Task statement:
Exact copy required. Repeat the records, but keep the pictures out.

+--

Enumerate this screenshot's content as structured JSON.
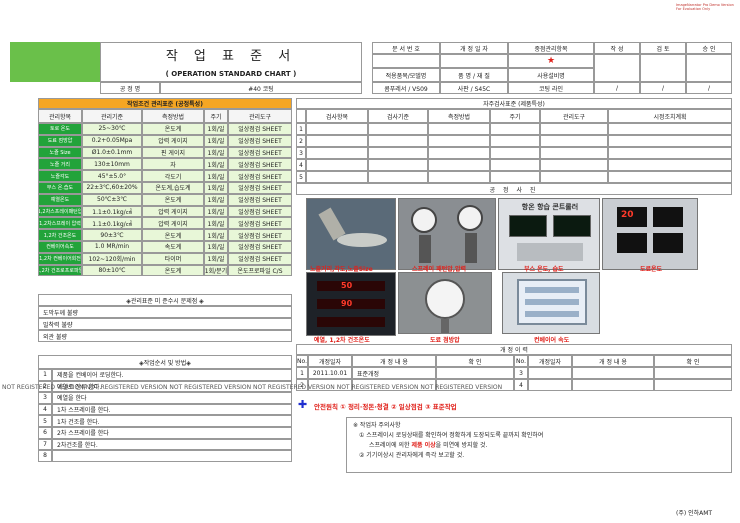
{
  "corner_note": [
    "ImageNarrator Pro Demo Version",
    "For Evaluation Only"
  ],
  "header": {
    "title": "작 업 표 준 서",
    "subtitle": "( OPERATION STANDARD CHART )",
    "process_label": "공 정 명",
    "process_value": "#40  코팅",
    "doc_no_label": "문 서 번 호",
    "rev_date_label": "개 정 일 자",
    "key_item_label": "중점관리항목",
    "star": "★",
    "approvals": [
      "작 성",
      "검 토",
      "승 인"
    ],
    "applied_model_label": "적용품목/모델명",
    "part_material_label": "품 명 / 재 질",
    "equipment_label": "사용설비명",
    "applied_model": "콤푸레서  /  VS09",
    "part_material": "사판  /  S45C",
    "equipment": "코팅 라인",
    "approval_slashes": [
      "/",
      "/",
      "/"
    ]
  },
  "conditions": {
    "section_title": "작업조건 관리표준 (공정특성)",
    "columns": [
      "관리항목",
      "관리기준",
      "측정방법",
      "주기",
      "관리도구"
    ],
    "rows": [
      [
        "토로 온도",
        "25~30℃",
        "온도계",
        "1회/일",
        "일상점검 SHEET"
      ],
      [
        "도료 점방압",
        "0.2+0.05Mpa",
        "압력 게이지",
        "1회/일",
        "일상점검 SHEET"
      ],
      [
        "노즐 Size",
        "Ø1.0±0.1mm",
        "핀 게이지",
        "1회/일",
        "일상점검 SHEET"
      ],
      [
        "노즐 거리",
        "130±10mm",
        "자",
        "1회/일",
        "일상점검 SHEET"
      ],
      [
        "노즐각도",
        "45°±5.0°",
        "각도기",
        "1회/일",
        "일상점검 SHEET"
      ],
      [
        "부스 온.습도",
        "22±3℃,60±20%",
        "온도계,습도계",
        "1회/일",
        "일상점검 SHEET"
      ],
      [
        "예열온도",
        "50℃±3℃",
        "온도계",
        "1회/일",
        "일상점검 SHEET"
      ],
      [
        "1,2차스프레이패턴압",
        "1.1±0.1kg/㎠",
        "압력 게이지",
        "1회/일",
        "일상점검 SHEET"
      ],
      [
        "1,2차스프레이 압력",
        "1.1±0.1kg/㎠",
        "압력 게이지",
        "1회/일",
        "일상점검 SHEET"
      ],
      [
        "1,2차 건조온도",
        "90±3℃",
        "온도계",
        "1회/일",
        "일상점검 SHEET"
      ],
      [
        "컨베이어속도",
        "1.0 MR/min",
        "속도계",
        "1회/일",
        "일상점검 SHEET"
      ],
      [
        "1,2차 컨베이어회전",
        "102~120회/min",
        "타이머",
        "1회/일",
        "일상점검 SHEET"
      ],
      [
        "1,2차 건조로프로파일",
        "80±10℃",
        "온도계",
        "1회/분기",
        "온도프로파일 C/S"
      ]
    ]
  },
  "self_check": {
    "section_title": "자주검사표준 (제품특성)",
    "columns": [
      "검사항목",
      "검사기준",
      "측정방법",
      "주기",
      "관리도구",
      "시정조치계획"
    ],
    "row_numbers": [
      "1",
      "2",
      "3",
      "4",
      "5"
    ]
  },
  "problems": {
    "section_title": "◈관리표준 미 준수시 문제점 ◈",
    "items": [
      "도막두께 불량",
      "밀착력 불량",
      "외관 불량"
    ]
  },
  "procedure": {
    "section_title": "◈작업순서 및 방법◈",
    "steps": [
      {
        "no": "1",
        "text": "제품을 컨베이어 로딩한다."
      },
      {
        "no": "2",
        "text": "예열로 잔류 한다."
      },
      {
        "no": "3",
        "text": "예열을 한다"
      },
      {
        "no": "4",
        "text": "1차 스프레이를 한다."
      },
      {
        "no": "5",
        "text": "1차 건조를 한다."
      },
      {
        "no": "6",
        "text": "2차 스프레이를 한다"
      },
      {
        "no": "7",
        "text": "2차건조를 한다."
      },
      {
        "no": "8",
        "text": ""
      }
    ]
  },
  "photos": {
    "section_title": "공 정 사 진",
    "captions": [
      "노즐거리,각도,노즐Size",
      "스프레이 패턴압,압력",
      "부스 온도, 습도",
      "도료온도",
      "예열, 1,2차 건조온도",
      "도료 점방압",
      "컨베이어 속도"
    ],
    "panel_text": "항온 항습 콘트롤러",
    "digit_a": "20",
    "digit_b": "50",
    "digit_c": "90"
  },
  "history": {
    "section_title": "개  정  이  력",
    "columns": [
      "No.",
      "개정일자",
      "개 정 내 용",
      "확 인"
    ],
    "left_rows": [
      [
        "1",
        "2011.10.01",
        "표준개정",
        ""
      ],
      [
        "2",
        "",
        "",
        ""
      ]
    ],
    "right_rows": [
      [
        "3",
        "",
        "",
        ""
      ],
      [
        "4",
        "",
        "",
        ""
      ]
    ]
  },
  "safety": {
    "cross": "✚",
    "text": "안전원칙  ① 정리·정돈·청결  ② 일상점검  ③ 표준작업"
  },
  "notes": {
    "title": "※ 작업자 주의사항",
    "line1": "① 스프레이시 로딩상태를 확인하여 정확하게 도장되도록 끝까지 확인하여",
    "line2_pre": "스프레이에 의한 ",
    "line2_em": "제품 이상",
    "line2_post": "을 미연에 방지할 것.",
    "line3": "② 기기이상시 관리자에게 즉각 보고할 것."
  },
  "watermark": "NOT REGISTERED VERSION NOT REGISTERED VERSION NOT REGISTERED VERSION NOT REGISTERED VERSION NOT REGISTERED VERSION NOT REGISTERED VERSION",
  "footer": "(주) 인하AMT"
}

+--

Response to this exercise:
Enumerate this screenshot's content as structured JSON.
{
  "corner_note": [
    "ImageNarrator Pro Demo Version",
    "For Evaluation Only"
  ],
  "header": {
    "title": "작 업 표 준 서",
    "subtitle": "( OPERATION STANDARD CHART )",
    "process_label": "공 정 명",
    "process_value": "#40  코팅",
    "doc_no_label": "문 서 번 호",
    "rev_date_label": "개 정 일 자",
    "key_item_label": "중점관리항목",
    "star": "★",
    "approvals": [
      "작 성",
      "검 토",
      "승 인"
    ],
    "applied_model_label": "적용품목/모델명",
    "part_material_label": "품 명 / 재 질",
    "equipment_label": "사용설비명",
    "applied_model": "콤푸레서  /  VS09",
    "part_material": "사판  /  S45C",
    "equipment": "코팅 라인",
    "approval_slashes": [
      "/",
      "/",
      "/"
    ]
  },
  "conditions": {
    "section_title": "작업조건 관리표준 (공정특성)",
    "columns": [
      "관리항목",
      "관리기준",
      "측정방법",
      "주기",
      "관리도구"
    ],
    "rows": [
      [
        "토로 온도",
        "25~30℃",
        "온도계",
        "1회/일",
        "일상점검 SHEET"
      ],
      [
        "도료 점방압",
        "0.2+0.05Mpa",
        "압력 게이지",
        "1회/일",
        "일상점검 SHEET"
      ],
      [
        "노즐 Size",
        "Ø1.0±0.1mm",
        "핀 게이지",
        "1회/일",
        "일상점검 SHEET"
      ],
      [
        "노즐 거리",
        "130±10mm",
        "자",
        "1회/일",
        "일상점검 SHEET"
      ],
      [
        "노즐각도",
        "45°±5.0°",
        "각도기",
        "1회/일",
        "일상점검 SHEET"
      ],
      [
        "부스 온.습도",
        "22±3℃,60±20%",
        "온도계,습도계",
        "1회/일",
        "일상점검 SHEET"
      ],
      [
        "예열온도",
        "50℃±3℃",
        "온도계",
        "1회/일",
        "일상점검 SHEET"
      ],
      [
        "1,2차스프레이패턴압",
        "1.1±0.1kg/㎠",
        "압력 게이지",
        "1회/일",
        "일상점검 SHEET"
      ],
      [
        "1,2차스프레이 압력",
        "1.1±0.1kg/㎠",
        "압력 게이지",
        "1회/일",
        "일상점검 SHEET"
      ],
      [
        "1,2차 건조온도",
        "90±3℃",
        "온도계",
        "1회/일",
        "일상점검 SHEET"
      ],
      [
        "컨베이어속도",
        "1.0 MR/min",
        "속도계",
        "1회/일",
        "일상점검 SHEET"
      ],
      [
        "1,2차 컨베이어회전",
        "102~120회/min",
        "타이머",
        "1회/일",
        "일상점검 SHEET"
      ],
      [
        "1,2차 건조로프로파일",
        "80±10℃",
        "온도계",
        "1회/분기",
        "온도프로파일 C/S"
      ]
    ]
  },
  "self_check": {
    "section_title": "자주검사표준 (제품특성)",
    "columns": [
      "검사항목",
      "검사기준",
      "측정방법",
      "주기",
      "관리도구",
      "시정조치계획"
    ],
    "row_numbers": [
      "1",
      "2",
      "3",
      "4",
      "5"
    ]
  },
  "problems": {
    "section_title": "◈관리표준 미 준수시 문제점 ◈",
    "items": [
      "도막두께 불량",
      "밀착력 불량",
      "외관 불량"
    ]
  },
  "procedure": {
    "section_title": "◈작업순서 및 방법◈",
    "steps": [
      {
        "no": "1",
        "text": "제품을 컨베이어 로딩한다."
      },
      {
        "no": "2",
        "text": "예열로 잔류 한다."
      },
      {
        "no": "3",
        "text": "예열을 한다"
      },
      {
        "no": "4",
        "text": "1차 스프레이를 한다."
      },
      {
        "no": "5",
        "text": "1차 건조를 한다."
      },
      {
        "no": "6",
        "text": "2차 스프레이를 한다"
      },
      {
        "no": "7",
        "text": "2차건조를 한다."
      },
      {
        "no": "8",
        "text": ""
      }
    ]
  },
  "photos": {
    "section_title": "공 정 사 진",
    "captions": [
      "노즐거리,각도,노즐Size",
      "스프레이 패턴압,압력",
      "부스 온도, 습도",
      "도료온도",
      "예열, 1,2차 건조온도",
      "도료 점방압",
      "컨베이어 속도"
    ],
    "panel_text": "항온 항습 콘트롤러",
    "digit_a": "20",
    "digit_b": "50",
    "digit_c": "90"
  },
  "history": {
    "section_title": "개  정  이  력",
    "columns": [
      "No.",
      "개정일자",
      "개 정 내 용",
      "확 인"
    ],
    "left_rows": [
      [
        "1",
        "2011.10.01",
        "표준개정",
        ""
      ],
      [
        "2",
        "",
        "",
        ""
      ]
    ],
    "right_rows": [
      [
        "3",
        "",
        "",
        ""
      ],
      [
        "4",
        "",
        "",
        ""
      ]
    ]
  },
  "safety": {
    "cross": "✚",
    "text": "안전원칙  ① 정리·정돈·청결  ② 일상점검  ③ 표준작업"
  },
  "notes": {
    "title": "※ 작업자 주의사항",
    "line1": "① 스프레이시 로딩상태를 확인하여 정확하게 도장되도록 끝까지 확인하여",
    "line2_pre": "스프레이에 의한 ",
    "line2_em": "제품 이상",
    "line2_post": "을 미연에 방지할 것.",
    "line3": "② 기기이상시 관리자에게 즉각 보고할 것."
  },
  "watermark": "NOT REGISTERED VERSION NOT REGISTERED VERSION NOT REGISTERED VERSION NOT REGISTERED VERSION NOT REGISTERED VERSION NOT REGISTERED VERSION",
  "footer": "(주) 인하AMT"
}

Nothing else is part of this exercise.